Folktone [below – Adam Römer (violin), Tamás Ferencz (violas, percussion, dance), János Kállai (dulcimer), András Lovászi (double bass)]
Patricia Kopatchinskaja (violin), BBC Scottish Symphony Orchestra / Ilan Volkov
Traditional Hungarian folk music
Bartók Violin Concerto no.2 BB117 (1937-8)
Traditional Hungarian folk music
Bartók Suite no.2 BB40 (1905-7, rev. 1920 & ’43)
Royal Albert Hall, London
Saturday 28 August 2021
Written by Richard Whitehouse; picture of Ilan Volkov by Astrid Ackermann
This evening’s Prom may have seen the BBC Scottish Symphony Orchestra’s chief conductor Thomas Dausgaard replaced by its principal guest Ilan Volkov, but the ‘Bartók Roots’ concept remained unchanged so as to provide a fascinating and instructive overview of the interface between folk and art music.
Each Bartók piece was preceded by a selection of (mainly) dances courtesy of the band Folktone (led by Adam Römer, familiar as section-leader violist with the City of Birmingham Symphony Orchestra). It was hardly a surprise that Patricia Kopatchinskaja, making her belated Proms debut, should have joined this enterprising quartet to make even more explicit the process whereby Bartók translated those folk melodies directly into the thematic content of his mature compositions – the seamless transition of one to the other doubtless giving Proms listeners pause for thought.
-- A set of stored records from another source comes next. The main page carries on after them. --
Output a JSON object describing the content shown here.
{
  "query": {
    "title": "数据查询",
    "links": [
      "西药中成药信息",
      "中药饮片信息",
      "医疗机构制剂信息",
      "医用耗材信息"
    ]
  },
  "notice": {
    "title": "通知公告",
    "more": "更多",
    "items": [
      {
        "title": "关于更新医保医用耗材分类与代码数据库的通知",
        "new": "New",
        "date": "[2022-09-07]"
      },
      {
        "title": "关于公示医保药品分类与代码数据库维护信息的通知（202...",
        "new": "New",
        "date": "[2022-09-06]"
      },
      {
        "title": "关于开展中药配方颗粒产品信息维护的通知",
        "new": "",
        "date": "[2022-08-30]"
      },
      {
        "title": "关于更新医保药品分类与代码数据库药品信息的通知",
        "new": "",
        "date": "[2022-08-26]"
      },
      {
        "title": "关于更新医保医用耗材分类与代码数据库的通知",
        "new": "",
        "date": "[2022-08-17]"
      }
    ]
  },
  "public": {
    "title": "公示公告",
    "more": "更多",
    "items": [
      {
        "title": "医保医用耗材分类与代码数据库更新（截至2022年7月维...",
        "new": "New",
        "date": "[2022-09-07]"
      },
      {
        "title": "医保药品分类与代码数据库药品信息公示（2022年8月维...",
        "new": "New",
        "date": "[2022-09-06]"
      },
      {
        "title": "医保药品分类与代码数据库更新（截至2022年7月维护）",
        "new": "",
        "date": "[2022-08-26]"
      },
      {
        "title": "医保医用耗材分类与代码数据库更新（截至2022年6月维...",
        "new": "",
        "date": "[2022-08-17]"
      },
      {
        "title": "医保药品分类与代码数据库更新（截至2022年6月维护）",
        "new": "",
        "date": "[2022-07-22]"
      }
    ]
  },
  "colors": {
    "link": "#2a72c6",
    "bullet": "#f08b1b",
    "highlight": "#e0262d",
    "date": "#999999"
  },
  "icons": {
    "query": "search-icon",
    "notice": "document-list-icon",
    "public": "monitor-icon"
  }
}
No performance by Kopatchinskaja could be described as routine, as it proved with Bartók’s Second Violin Concerto – less an interpretation than recreation of this greatest from a ‘golden age’ of such works, not least for the way it integrates formal rigour with that spontaneity of emotion emblematic of its composer. While there was no mistaking the all-round correlation between the outer Allegros, the means by which Kopatchinskaja emphasized this without loss of subtlety or expressive nuance underlined just how each of these movements reflects then transforms the other. Volkov secured playing of due sensitivity and poise from the BBCSSO – here and in an Andante whose variations on one of Bartók’s most disarming melodies was never more affecting than when this returns, only to evanesce into silence towards its close.
Kopatchinskaja herself returned for an apposite encore of Ligeti’s early Ballad and Dance in partnership with orchestra-leader Laura Samuel, the BBCSSO then joining-in with a repeat of the second piece. A further selection of folk pieces followed the interval, and prior to the performance of the Second Suite – among several early orchestral works by Bartók that are seldom revived but which throw a fascinating light on his evolution. If less amenable to the pointing up of its derivations from folk sources, the putative connections are no less evident.
At just over 30 minutes and scored for relatively reduced forces, this piece catches Bartók on either side of his initiation into collecting then absorbing of folk material. Such glimpses that emerge during the first three movements tend to be brushed aside by recurrences of that late-Romantic ethos stretching back via Strauss and Wagner to Liszt – hence the genial urbanity of the initial Serenata, rhythmic energy of the ensuing Allegro diabolico with its intensive fugal workout (this movement being the only piece its composer ever conducted in public), rhapsodic progress of the Scena della Puszta with its ruminative preamble for bass clarinet or new expressive vistas of the Per finire as it elides between folk melodies and voluptuous harmonies through to a close the more provisional for its having set out on a new beginning.
The BBCSSO recently recorded this work with Dausgaard (Onyx), but the present rendition with Volkov was no less idiomatic and maybe even more responsive to the chameleon-like aspect of its stylistic remit. It certainly ended this Prom in appealingly understated fashion.
You can find more information on the BBC Proms at the festival’s homepage. Click on the performers’ names for more information on Folktone and Patricia Kopatchinskaja, while for more information on the BBC Scottish Symphony Orchestra’s most recent Bartók release on Onyx Classics click here